We've been buying tomato juice in smaller containers and now decided to buy bigger ones. But, when we went to the store the tomato juice says that it only lasts two weeks in the fridge. Expiration dates always err on the side of caution. How long can we expect to keep it after we have opened it?
I have a package of frozen precooked Italian meatballs. I got a can of tomato sauce. I would like to cook the meatballs in a tomato sauce. I don't have a pot right now. I only have a 4-cup rice cooker with tow modes: 'cook' and 'warm'. How can I use it? For how long?
tired to try something new. Can anybody here share with me the way to make this simple delicious style, my wife knows how to make it with a tomato base mexican style the way she grew up with it, but as we've had it without the tomato base she's not sure what to do to get that same moist light delicious flavor. We searched for recipes, but all of them were the mexican tomato base kind. Please help... recipe. I am rather interested to the variety of ways this dish is seasoned when made without a tomato base.
I'm trying to find cold alternatives to hot soup. A friend pointed me to gazpacho. I tried that, and we really liked it. However, I will be cooking for someone who does not eat cooked tomatoes (ketchup, tomato sauce, and tomato juice), and the recipe I have for the gazpacho is based on tomato juice. What can I use as a replacement for the tomato juice? I was thinking carrot juice maybe mixed with some lemon juice or vinegar (for the acidity that tomato juice has), but wanted a more "professional" opinion before doing so. What can I use to replace the tomato juice in gazpacho?
My Caesar dressing contains the following: mayonnaise, parmesan cheese, lemon juice, worcestershire sauce, garlic powder, fresh ground pepper. How long do you think I should I keep it before I pitch it? And why is it that bottled commercial dressings last months and homemade do not?
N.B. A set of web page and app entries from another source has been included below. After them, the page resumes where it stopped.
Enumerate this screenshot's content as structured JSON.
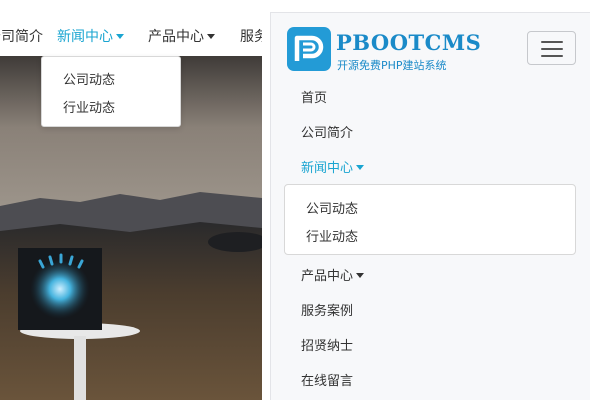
{
  "top_nav": {
    "items": [
      {
        "label": "公司简介"
      },
      {
        "label": "新闻中心",
        "active": true,
        "has_dropdown": true
      },
      {
        "label": "产品中心",
        "has_dropdown": true
      },
      {
        "label": "服务案例"
      }
    ],
    "dropdown": [
      "公司动态",
      "行业动态"
    ]
  },
  "mobile": {
    "logo_title": "PBOOTCMS",
    "logo_subtitle": "开源免费PHP建站系统",
    "toggler_icon": "hamburger-menu-icon",
    "menu": [
      {
        "label": "首页"
      },
      {
        "label": "公司简介"
      },
      {
        "label": "新闻中心",
        "active": true,
        "has_dropdown": true
      },
      {
        "label": "产品中心",
        "has_dropdown": true
      },
      {
        "label": "服务案例"
      },
      {
        "label": "招贤纳士"
      },
      {
        "label": "在线留言"
      }
    ],
    "dropdown": [
      "公司动态",
      "行业动态"
    ]
  },
  "colors": {
    "accent": "#1aa5d1",
    "logo_blue": "#239bd6",
    "text": "#333333"
  }
}
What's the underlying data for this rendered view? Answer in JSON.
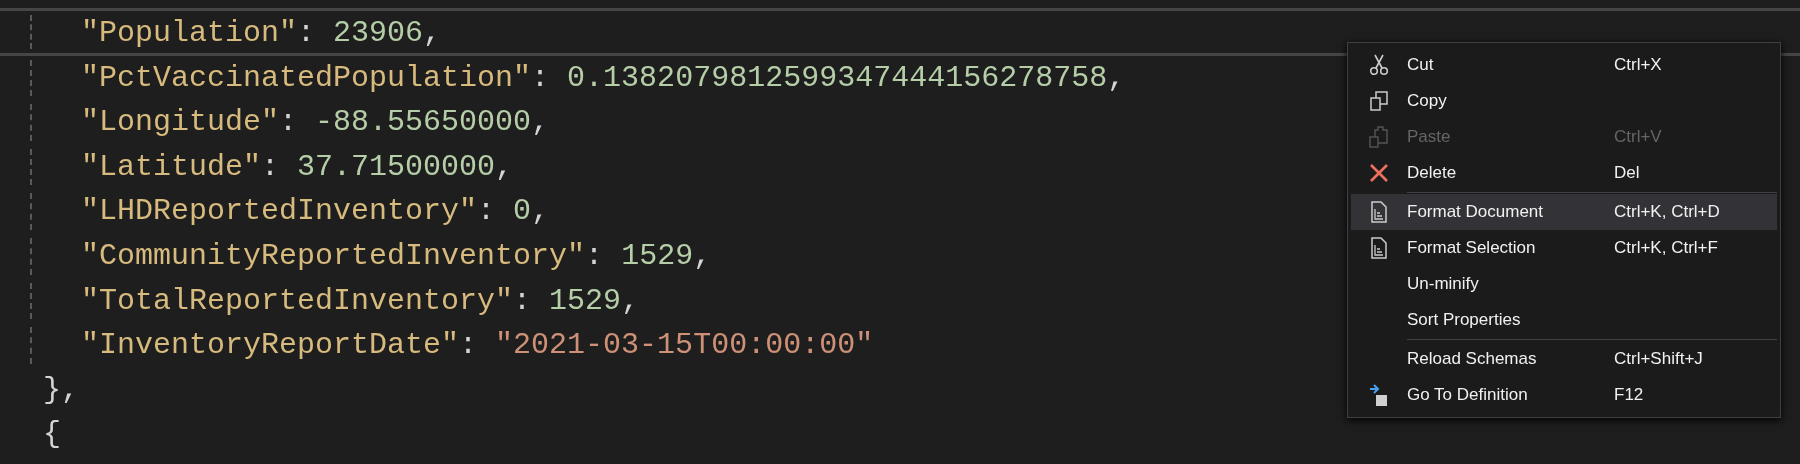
{
  "editor": {
    "lines": [
      {
        "selected": true,
        "kind": "property",
        "tokens": [
          {
            "kind": "key",
            "text": "\"Population\""
          },
          {
            "kind": "punct",
            "text": ": "
          },
          {
            "kind": "number",
            "text": "23906"
          },
          {
            "kind": "punct",
            "text": ","
          }
        ]
      },
      {
        "selected": false,
        "kind": "property",
        "tokens": [
          {
            "kind": "key",
            "text": "\"PctVaccinatedPopulation\""
          },
          {
            "kind": "punct",
            "text": ": "
          },
          {
            "kind": "number",
            "text": "0.1382079812599347444156278758"
          },
          {
            "kind": "punct",
            "text": ","
          }
        ]
      },
      {
        "selected": false,
        "kind": "property",
        "tokens": [
          {
            "kind": "key",
            "text": "\"Longitude\""
          },
          {
            "kind": "punct",
            "text": ": "
          },
          {
            "kind": "number",
            "text": "-88.55650000"
          },
          {
            "kind": "punct",
            "text": ","
          }
        ]
      },
      {
        "selected": false,
        "kind": "property",
        "tokens": [
          {
            "kind": "key",
            "text": "\"Latitude\""
          },
          {
            "kind": "punct",
            "text": ": "
          },
          {
            "kind": "number",
            "text": "37.71500000"
          },
          {
            "kind": "punct",
            "text": ","
          }
        ]
      },
      {
        "selected": false,
        "kind": "property",
        "tokens": [
          {
            "kind": "key",
            "text": "\"LHDReportedInventory\""
          },
          {
            "kind": "punct",
            "text": ": "
          },
          {
            "kind": "number",
            "text": "0"
          },
          {
            "kind": "punct",
            "text": ","
          }
        ]
      },
      {
        "selected": false,
        "kind": "property",
        "tokens": [
          {
            "kind": "key",
            "text": "\"CommunityReportedInventory\""
          },
          {
            "kind": "punct",
            "text": ": "
          },
          {
            "kind": "number",
            "text": "1529"
          },
          {
            "kind": "punct",
            "text": ","
          }
        ]
      },
      {
        "selected": false,
        "kind": "property",
        "tokens": [
          {
            "kind": "key",
            "text": "\"TotalReportedInventory\""
          },
          {
            "kind": "punct",
            "text": ": "
          },
          {
            "kind": "number",
            "text": "1529"
          },
          {
            "kind": "punct",
            "text": ","
          }
        ]
      },
      {
        "selected": false,
        "kind": "property",
        "tokens": [
          {
            "kind": "key",
            "text": "\"InventoryReportDate\""
          },
          {
            "kind": "punct",
            "text": ": "
          },
          {
            "kind": "string",
            "text": "\"2021-03-15T00:00:00\""
          }
        ]
      },
      {
        "selected": false,
        "kind": "bracket",
        "tokens": [
          {
            "kind": "punct",
            "text": "},"
          }
        ]
      },
      {
        "selected": false,
        "kind": "bracket",
        "tokens": [
          {
            "kind": "punct",
            "text": "{"
          }
        ]
      }
    ]
  },
  "context_menu": {
    "items": [
      {
        "kind": "cut",
        "label": "Cut",
        "shortcut": "Ctrl+X",
        "disabled": false,
        "selected": false,
        "separator_before": false
      },
      {
        "kind": "copy",
        "label": "Copy",
        "disabled": false,
        "selected": false,
        "separator_before": false
      },
      {
        "kind": "paste",
        "label": "Paste",
        "shortcut": "Ctrl+V",
        "disabled": true,
        "selected": false,
        "separator_before": false
      },
      {
        "kind": "delete",
        "label": "Delete",
        "shortcut": "Del",
        "disabled": false,
        "selected": false,
        "separator_before": false
      },
      {
        "kind": "format",
        "label": "Format Document",
        "shortcut": "Ctrl+K, Ctrl+D",
        "disabled": false,
        "selected": true,
        "separator_before": true
      },
      {
        "kind": "format",
        "label": "Format Selection",
        "shortcut": "Ctrl+K, Ctrl+F",
        "disabled": false,
        "selected": false,
        "separator_before": false
      },
      {
        "kind": "plain",
        "label": "Un-minify",
        "disabled": false,
        "selected": false,
        "separator_before": false
      },
      {
        "kind": "plain",
        "label": "Sort Properties",
        "disabled": false,
        "selected": false,
        "separator_before": false
      },
      {
        "kind": "plain",
        "label": "Reload Schemas",
        "shortcut": "Ctrl+Shift+J",
        "disabled": false,
        "selected": false,
        "separator_before": true
      },
      {
        "kind": "goto",
        "label": "Go To Definition",
        "shortcut": "F12",
        "disabled": false,
        "selected": false,
        "separator_before": false
      }
    ]
  }
}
What do they have in theirs that we don't have in ours, and can't we put it in ours?
Recently I made a simple tomato sauce using canned tomatoes. In the recipe it said to first put the tomatoes in the pan, then the juice. I followed this advice and the sauce was great, but will the sauce turn out great again even if I put tomatoes & juice in the pan at the same time? Does it make a difference putting the juice into the pan after the tomatoes? If you need more information, this is the recipe I used.
In preparing roasted tomato soup, which includes tomatoes that I roast in the oven at 200 °C (392 °F) for 30 minutes, and then simmer for a long time, I am having an issue with tomato skins. I find.... This is a bit fidgety and takes a while. I noticed that some tomato varieties, namely the ones that are sold on vines, have much softer skins that do not separate from the pulp and remain edible. Do tomato skins have, in fact, any flavour that I would want to keep? What is the correct way to handle tomato skins?
A recipe for meat loaf from an Australian book (apparently terminology differs from country to country) calls for 1 cup (250 mL/8 fl oz) of tomato purée, and 2 tablespoons of tomato sauce. Wikipedia's article on tomato purée claims that the main difference between purée and paste is the thickness, whereas tomato sauce has a different taste. Can I substitute tomato paste for the tomato purée? If not, is it because the taste, or the amount of water, differs? If so, how much "triple concentrated" tomato paste should be substituted for a cup of tomato purée? Edit: the tomato paste ingredients
I was reading up on tomato sauce, and it seems important to simmer the sauce for at least a few hours. The “Frankies Spuntino” recipe is about as simple as it can get, it doesn't even contain onions... at a simmer for four hours. It's clear that the quality of the tomatoes plays a role in the sweetness of the sauce, but why the long simmer? What exactly happens to the sauce during this? This snippet of advice from allrecipes.com suggests the sweetness is due to caramelization: Cooking time can range from two hours to all day, depending on how thick and caramelized you like your sauce
but the chicken came out tough; we probably cooked it too long. The veal cooks for 1.5-2 hours over very low heat, the stewing beef is more to the 2 hour end, if not a little more. Can I successfully substitute chicken or pork and not have it come out tough? Any pointers on how long to cook it, or how to know when it's cooked but not overcooked? Thanks! ...I have a recipe for an Italian stew that is pretty much just caramelized onions and juice from tomatoes plus veal. My partner does not eat veal so we've substituted stewing beef to good effect